■ **The task**
An exact copy of every entry is needed, without any of the pictures.

■ **Data in this exercise**
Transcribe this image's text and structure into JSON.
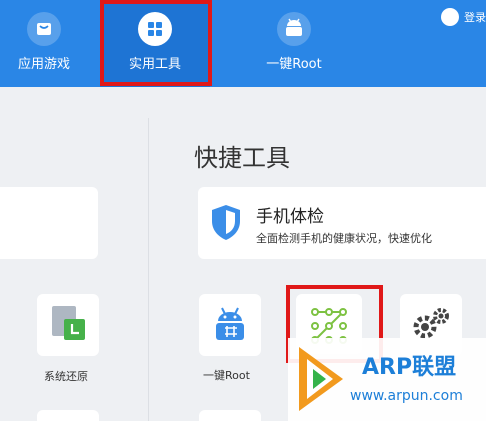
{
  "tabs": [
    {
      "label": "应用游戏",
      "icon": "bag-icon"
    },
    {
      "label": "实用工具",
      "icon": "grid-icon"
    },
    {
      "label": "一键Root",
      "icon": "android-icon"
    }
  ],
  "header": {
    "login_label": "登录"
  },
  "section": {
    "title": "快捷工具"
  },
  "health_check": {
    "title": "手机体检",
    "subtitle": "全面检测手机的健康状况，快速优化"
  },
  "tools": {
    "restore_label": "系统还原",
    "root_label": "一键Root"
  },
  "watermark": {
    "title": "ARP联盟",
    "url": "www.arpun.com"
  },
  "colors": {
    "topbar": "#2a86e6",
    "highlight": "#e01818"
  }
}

■ **Reply**
Transcribe this image's text and structure into JSON.
{
  "tabs": [
    {
      "label": "应用游戏",
      "icon": "bag-icon"
    },
    {
      "label": "实用工具",
      "icon": "grid-icon"
    },
    {
      "label": "一键Root",
      "icon": "android-icon"
    }
  ],
  "header": {
    "login_label": "登录"
  },
  "section": {
    "title": "快捷工具"
  },
  "health_check": {
    "title": "手机体检",
    "subtitle": "全面检测手机的健康状况，快速优化"
  },
  "tools": {
    "restore_label": "系统还原",
    "root_label": "一键Root"
  },
  "watermark": {
    "title": "ARP联盟",
    "url": "www.arpun.com"
  },
  "colors": {
    "topbar": "#2a86e6",
    "highlight": "#e01818"
  }
}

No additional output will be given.